He argued that he could play a unique role in scientific studies of aging. Glenn got his wish and will serve as a medical guinea pig in 10 experiments measuring the effects of weightlessness on the human body. Many of these changes are similar to those suffered by the elderly on Earth.
Doctors examining Glenn said he had the body, strength and stamina of a much younger man.
For NASA, flying a national icon brought both risks and rewards.
The sentimental space journey has brought new international media attention to the agency. More than 3,500 journalist registered to cover the mission, and the launch was being televised live by major broadcasters.
At the same time, Glenn's presence meant that if anything went wrong, the glare of public scrutiny would be all the harsher.
``Would it be any different from any mission? Sure,'' said Joe Rothenberg, NASA's chief of spaceflight. ``Because like having a teacher on board, it really has got very high visibility and an awful lot of people would look at it as something happening to an American hero and we were part of the process. There's no question about that.''

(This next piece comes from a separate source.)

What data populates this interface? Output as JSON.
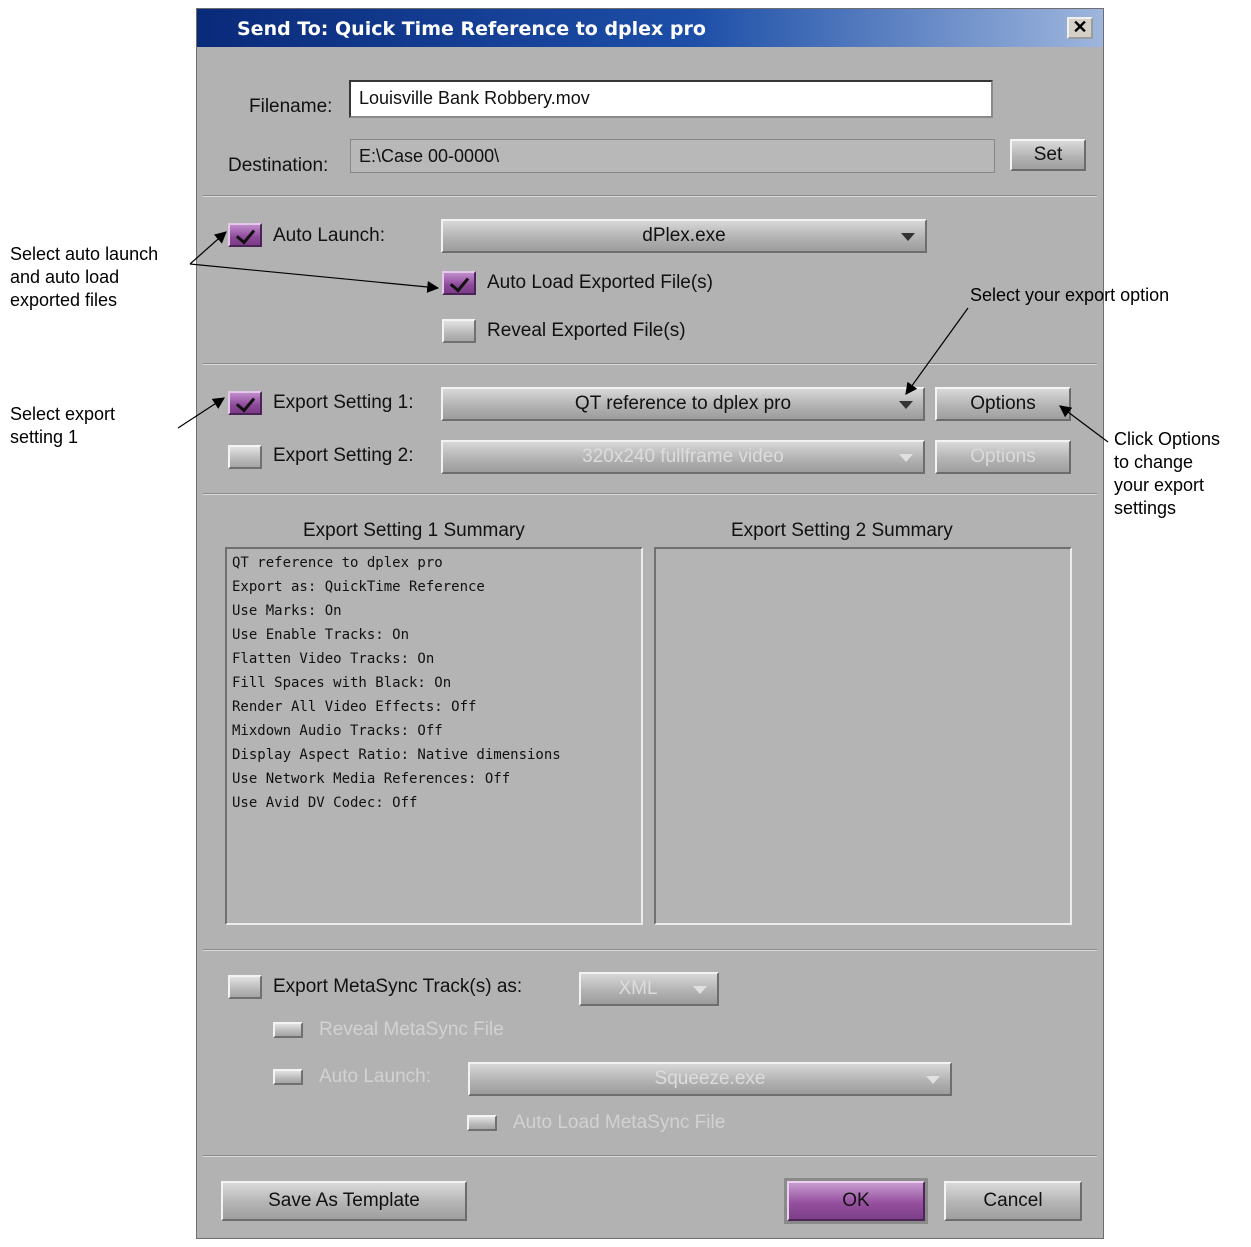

Glenn first captured national acclaim by orbiting the Earth three times in a one-man Mercury capsule he called Friendship 7. The accomplishment prompted ticker tape parades, a speech before Congress and a visit to the White House.
Ironically, his fame may have barred him from later missions. Glenn said recently that he learned President Kennedy had ordered him grounded to avoid the risk of a national hero dying in space.
Glenn grew up in New Concord, Ohio, the son of a plumber and a school teacher. When World War II started he abandoned dreams of becoming a doctor to earn the wings of a Marine aviator. He flew a total of 149 combat missions in World War II and Korea and is credited with downing three MiGS.
He continued as a Marine Corps flier after the wars and in 1958 was selected as one of the original seven American astronauts. After Alan B. Shepard and Virgil I. Grissom flew suborbital Mercury missions, Glenn was selected for the first orbital flight. His mission lasted only 4 hours, 55 minutes, but it boosted America's drive to the moon.
When he failed to be tapped for another space mission, Glenn resigned from the Marines and NASA in 1964 and returned to Ohio. He was elected a U.S. Senator in 1974, on his third try. He is retiring in January after four terms.
The three other surviving men of Mercury, Walter Schirra, Gordon Cooper and Scott Carpenter _ all of them at the Cape to do TV commentary _ wished Glenn well.
Carpenter, at a news conference Wednesday, hinted that other old astronauts also should go into orbit, noting, ``One 77-year-old man in space does not a data base make.''
The others of the original seven, Shepard, Grissom and Donald K. Slayton, are dead.
In addition to the medical studies involving Glenn, there are 73 other scientific experiments that will be conducted on the mission. Discovery is scheduled to return to the Kennedy Space Center on Nov. 7.